The 5158 m deep borehole of the Chinese Continental Scientific Drilling (CCSD) Project in the Sulu ultrahigh-pressure metamorphic terrain marked the starting point of the CCSD Program. Since then, several continental scientific drilling projects were conducted with funding of the Chinese government and partially with support of ICDP, resulting in a total drilling depth of more than 35 000 m. This paper reviews the history and major progress of the CCSD Program in the past 15 years.
Marco Bohnhoff, Georg Dresen, Ulubey Ceken, Filiz Tuba Kadirioglu, Recai Feyiz Kartal, Tugbay Kilic, Murat Nurlu, Kenan Yanik, Digdem Acarel, Fatih Bulut, Hisao Ito, Wade Johnson, Peter Eric Malin, and Dave Mencin
GONAF (Geophysical Observatory at the North Anatolian Fault) has been installed around the eastern Sea of Marmara section where a M>7 earthquake is pending to capture the seismic and strain activity preceding, during, and after such an anticipated event. GONAF is currently comprised of seven 300 m deep vertical seismic profiling stations and four collocated 100 m deep borehole strain meters. GONAF is the first ICDP-driven project with a primary focus on long-term fault-zone monitoring.
The North American Testing (NAT) was designed to test critical functions of a Rapid Access Ice Drill (RAID) at a site in northern Utah.
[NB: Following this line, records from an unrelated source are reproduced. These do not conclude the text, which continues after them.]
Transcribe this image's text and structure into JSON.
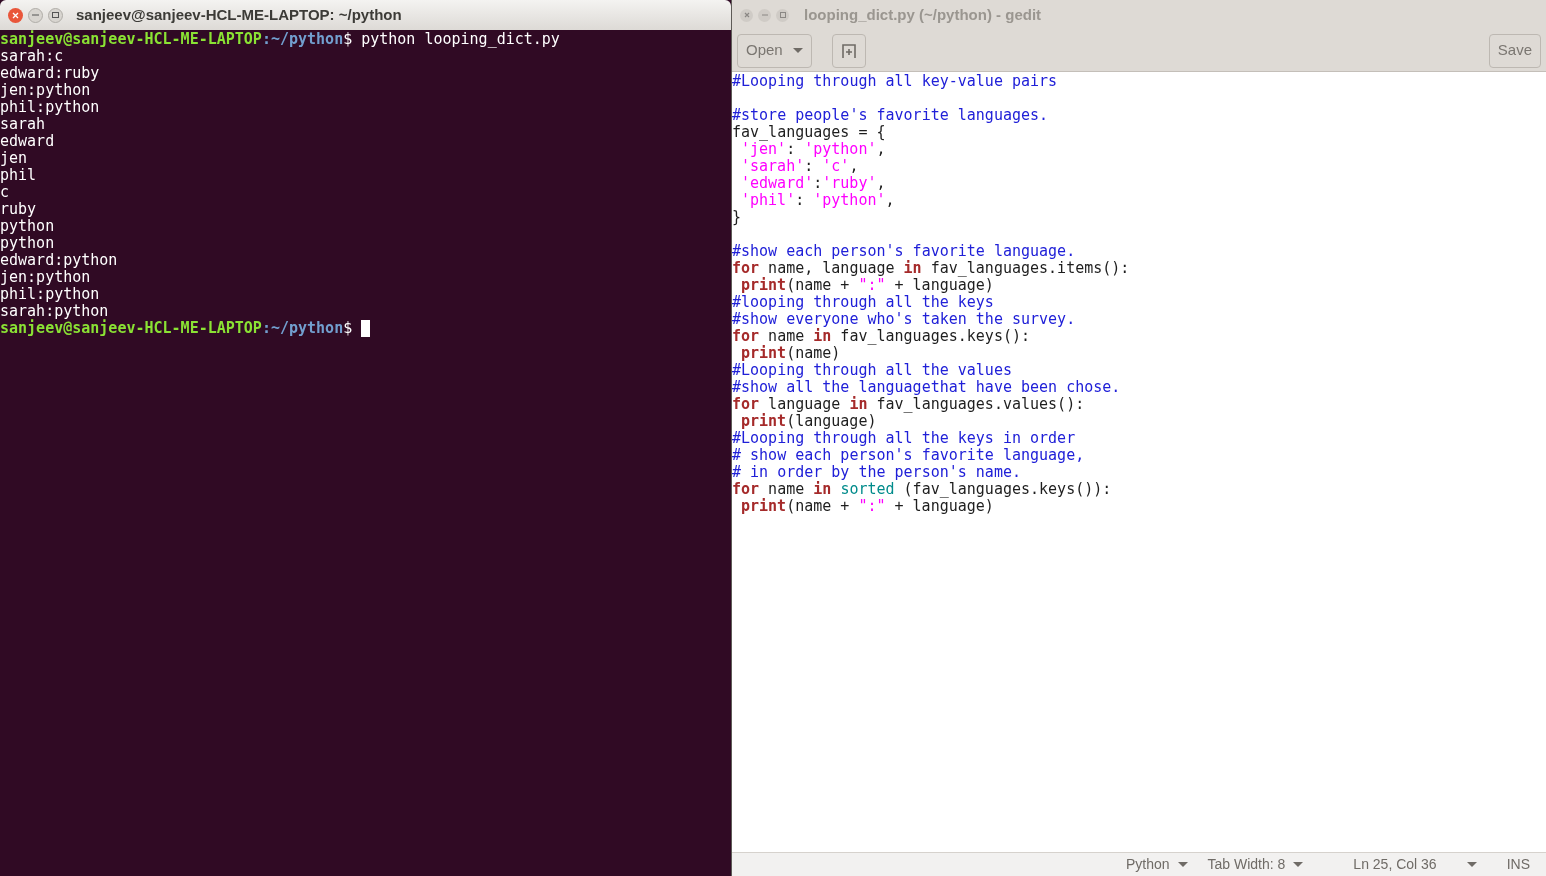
{
  "terminal": {
    "title": "sanjeev@sanjeev-HCL-ME-LAPTOP: ~/python",
    "lines": [
      {
        "kind": "prompt",
        "user_host": "sanjeev@sanjeev-HCL-ME-LAPTOP",
        "path": ":~/python",
        "dollar": "$",
        "command": "python looping_dict.py",
        "cursor": false
      },
      {
        "kind": "output",
        "text": "sarah:c"
      },
      {
        "kind": "output",
        "text": "edward:ruby"
      },
      {
        "kind": "output",
        "text": "jen:python"
      },
      {
        "kind": "output",
        "text": "phil:python"
      },
      {
        "kind": "output",
        "text": "sarah"
      },
      {
        "kind": "output",
        "text": "edward"
      },
      {
        "kind": "output",
        "text": "jen"
      },
      {
        "kind": "output",
        "text": "phil"
      },
      {
        "kind": "output",
        "text": "c"
      },
      {
        "kind": "output",
        "text": "ruby"
      },
      {
        "kind": "output",
        "text": "python"
      },
      {
        "kind": "output",
        "text": "python"
      },
      {
        "kind": "output",
        "text": "edward:python"
      },
      {
        "kind": "output",
        "text": "jen:python"
      },
      {
        "kind": "output",
        "text": "phil:python"
      },
      {
        "kind": "output",
        "text": "sarah:python"
      },
      {
        "kind": "prompt",
        "user_host": "sanjeev@sanjeev-HCL-ME-LAPTOP",
        "path": ":~/python",
        "dollar": "$",
        "cursor": true
      }
    ]
  },
  "editor": {
    "title": "looping_dict.py (~/python) - gedit",
    "toolbar": {
      "open": "Open",
      "save": "Save"
    },
    "code": [
      {
        "kind": "code",
        "indented": false,
        "tokens": [
          {
            "kind": "comment",
            "text": "#Looping through all key-value pairs"
          }
        ]
      },
      {
        "kind": "blank"
      },
      {
        "kind": "code",
        "indented": false,
        "tokens": [
          {
            "kind": "comment",
            "text": "#store people's favorite languages."
          }
        ]
      },
      {
        "kind": "code",
        "indented": false,
        "tokens": [
          {
            "kind": "plain",
            "text": "fav_languages = {"
          }
        ]
      },
      {
        "kind": "code",
        "indented": true,
        "tokens": [
          {
            "kind": "string",
            "text": "'jen'"
          },
          {
            "kind": "plain",
            "text": ": "
          },
          {
            "kind": "string",
            "text": "'python'"
          },
          {
            "kind": "plain",
            "text": ","
          }
        ]
      },
      {
        "kind": "code",
        "indented": true,
        "tokens": [
          {
            "kind": "string",
            "text": "'sarah'"
          },
          {
            "kind": "plain",
            "text": ": "
          },
          {
            "kind": "string",
            "text": "'c'"
          },
          {
            "kind": "plain",
            "text": ","
          }
        ]
      },
      {
        "kind": "code",
        "indented": true,
        "tokens": [
          {
            "kind": "string",
            "text": "'edward'"
          },
          {
            "kind": "plain",
            "text": ":"
          },
          {
            "kind": "string",
            "text": "'ruby'"
          },
          {
            "kind": "plain",
            "text": ","
          }
        ]
      },
      {
        "kind": "code",
        "indented": true,
        "tokens": [
          {
            "kind": "string",
            "text": "'phil'"
          },
          {
            "kind": "plain",
            "text": ": "
          },
          {
            "kind": "string",
            "text": "'python'"
          },
          {
            "kind": "plain",
            "text": ","
          }
        ]
      },
      {
        "kind": "code",
        "indented": false,
        "tokens": [
          {
            "kind": "plain",
            "text": "}"
          }
        ]
      },
      {
        "kind": "blank"
      },
      {
        "kind": "code",
        "indented": false,
        "tokens": [
          {
            "kind": "comment",
            "text": "#show each person's favorite language."
          }
        ]
      },
      {
        "kind": "code",
        "indented": false,
        "tokens": [
          {
            "kind": "keyword",
            "text": "for"
          },
          {
            "kind": "plain",
            "text": " name, language "
          },
          {
            "kind": "keyword",
            "text": "in"
          },
          {
            "kind": "plain",
            "text": " fav_languages.items():"
          }
        ]
      },
      {
        "kind": "code",
        "indented": true,
        "tokens": [
          {
            "kind": "keyword",
            "text": "print"
          },
          {
            "kind": "plain",
            "text": "(name + "
          },
          {
            "kind": "string",
            "text": "\":\""
          },
          {
            "kind": "plain",
            "text": " + language)"
          }
        ]
      },
      {
        "kind": "code",
        "indented": false,
        "tokens": [
          {
            "kind": "comment",
            "text": "#looping through all the keys"
          }
        ]
      },
      {
        "kind": "code",
        "indented": false,
        "tokens": [
          {
            "kind": "comment",
            "text": "#show everyone who's taken the survey."
          }
        ]
      },
      {
        "kind": "code",
        "indented": false,
        "tokens": [
          {
            "kind": "keyword",
            "text": "for"
          },
          {
            "kind": "plain",
            "text": " name "
          },
          {
            "kind": "keyword",
            "text": "in"
          },
          {
            "kind": "plain",
            "text": " fav_languages.keys():"
          }
        ]
      },
      {
        "kind": "code",
        "indented": true,
        "tokens": [
          {
            "kind": "keyword",
            "text": "print"
          },
          {
            "kind": "plain",
            "text": "(name)"
          }
        ]
      },
      {
        "kind": "code",
        "indented": false,
        "tokens": [
          {
            "kind": "comment",
            "text": "#Looping through all the values"
          }
        ]
      },
      {
        "kind": "code",
        "indented": false,
        "tokens": [
          {
            "kind": "comment",
            "text": "#show all the languagethat have been chose."
          }
        ]
      },
      {
        "kind": "code",
        "indented": false,
        "tokens": [
          {
            "kind": "keyword",
            "text": "for"
          },
          {
            "kind": "plain",
            "text": " language "
          },
          {
            "kind": "keyword",
            "text": "in"
          },
          {
            "kind": "plain",
            "text": " fav_languages.values():"
          }
        ]
      },
      {
        "kind": "code",
        "indented": true,
        "tokens": [
          {
            "kind": "keyword",
            "text": "print"
          },
          {
            "kind": "plain",
            "text": "(language)"
          }
        ]
      },
      {
        "kind": "code",
        "indented": false,
        "tokens": [
          {
            "kind": "comment",
            "text": "#Looping through all the keys in order"
          }
        ]
      },
      {
        "kind": "code",
        "indented": false,
        "tokens": [
          {
            "kind": "comment",
            "text": "# show each person's favorite language,"
          }
        ]
      },
      {
        "kind": "code",
        "indented": false,
        "tokens": [
          {
            "kind": "comment",
            "text": "# in order by the person's name."
          }
        ]
      },
      {
        "kind": "code",
        "indented": false,
        "tokens": [
          {
            "kind": "keyword",
            "text": "for"
          },
          {
            "kind": "plain",
            "text": " name "
          },
          {
            "kind": "keyword",
            "text": "in "
          },
          {
            "kind": "builtin",
            "text": "sorted"
          },
          {
            "kind": "plain",
            "text": " (fav_languages.keys()):"
          }
        ]
      },
      {
        "kind": "code",
        "indented": true,
        "tokens": [
          {
            "kind": "keyword",
            "text": "print"
          },
          {
            "kind": "plain",
            "text": "(name + "
          },
          {
            "kind": "string",
            "text": "\":\""
          },
          {
            "kind": "plain",
            "text": " + language)"
          }
        ]
      }
    ],
    "status_bar": {
      "language": "Python",
      "tab_width": "Tab Width: 8",
      "position": "Ln 25, Col 36",
      "mode": "INS"
    }
  }
}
The RAID was designed to rapidly drill in Antarctica through over 2500 m of ice and then take a core sample of the bedrock. The system has many innovative features that required field testing before the system was shipped to Antarcitca. The NAT facility consisted of a borehole where we froze a column of ice to test drilling and fluid circulation functions.
We compare images of drillcore from the Alpine Fault in New Zealand that were collected using X-ray computed tomography (CT) and neutron tomography (NT). Both techniques provide 3-D images of the core's internal structure, which would not be possible through visual analysis alone. We find that CT scans are more beneficial, as they can image a wider range of rock types, and this scanning technique is more practical. Nevertheless, NT provides complementary scans over limited intervals of core.
A workshop was held in Basel, Switzerland, to discuss the scientific opportunities for evolutionary biology, paleobiology and paleoecology of a drilling project at Lake Tanganyika, one of the oldest and most biodiverse lakes on Earth. A record of the numerous endemic organisms collected from the lake coupling body fossils, environmental history and potentially aDNA or ancient protein records would be transformative for understanding evolution in isolation and the biogeographic history of Africa.
Roger D. Flood, Roberto A. Violante, Thomas Gorgas, Ernesto Schwarz, Jens Grützner, Gabriele Uenzelmann-Neben, F. Javier Hernández-Molina, Jennifer Biddle, Guillaume St-Onge, and APVCM workshop participants